Item ref: 4067
Private collection, Copenhagen
The saddles of the eastern steppe and the Tibetan plateau from the fourth century onwards are renowned for their exquisite metal fittings. These saddle fittings belong to the rarer group with a narrow, square-topped pommel and a low, reclining cantle, comparable to two saddles in the Metropolitan Museum of Art, New York and another in the Rubin Museum, New York. Both mounts are fretted with sinuous, four-clawed dragons within a spiral foliate ground at either side of a vajra, or thunderbolt, surrounded by a halo of flames, all mercury gilded over silver. The borders are plain and silvered.
Like the saddle in the Royal Armouries, Leeds, the fretted decoration has additional relief, the dragons carved separately and inserted within the foliate fretwork. The pommel retains six of the original nails by which it was secured to its wooden saddle tree.
Comparable saddles include those in the Musée d’Ethnographie de Neuchâtel, Switzerland and one in Drepung Loseling Monastery, India, which is said to have been used by the Fifth Dalai Lama in the seventeenth century.
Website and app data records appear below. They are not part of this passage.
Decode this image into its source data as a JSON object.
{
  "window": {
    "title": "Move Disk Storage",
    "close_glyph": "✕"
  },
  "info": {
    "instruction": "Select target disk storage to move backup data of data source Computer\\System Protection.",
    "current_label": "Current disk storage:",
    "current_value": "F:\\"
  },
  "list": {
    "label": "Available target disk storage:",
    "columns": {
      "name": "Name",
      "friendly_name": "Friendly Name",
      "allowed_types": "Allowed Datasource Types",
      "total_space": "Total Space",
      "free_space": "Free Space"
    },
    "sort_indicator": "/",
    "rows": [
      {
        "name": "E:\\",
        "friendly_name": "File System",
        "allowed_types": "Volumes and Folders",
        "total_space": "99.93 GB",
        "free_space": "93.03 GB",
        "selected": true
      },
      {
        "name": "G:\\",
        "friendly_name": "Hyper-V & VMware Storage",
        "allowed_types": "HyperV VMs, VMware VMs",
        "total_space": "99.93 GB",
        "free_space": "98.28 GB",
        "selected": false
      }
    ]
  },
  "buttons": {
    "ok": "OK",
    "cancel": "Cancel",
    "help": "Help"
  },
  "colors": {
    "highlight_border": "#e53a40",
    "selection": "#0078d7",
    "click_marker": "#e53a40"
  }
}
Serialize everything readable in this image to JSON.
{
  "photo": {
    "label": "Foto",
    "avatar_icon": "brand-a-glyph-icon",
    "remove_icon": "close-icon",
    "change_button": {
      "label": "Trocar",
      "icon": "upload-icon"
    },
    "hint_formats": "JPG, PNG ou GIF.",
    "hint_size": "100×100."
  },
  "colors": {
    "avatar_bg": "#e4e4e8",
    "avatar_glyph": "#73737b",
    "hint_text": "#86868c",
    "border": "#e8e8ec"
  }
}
Several towns in the Derge kingdom of eastern Tibet such as Horpo (Hepo, 河坡) were famous for this type of decorative fretted and gilded iron work, especially saddles, while very similar techniques were practised just over the border in the Jinchuan region of western Sichuan in China.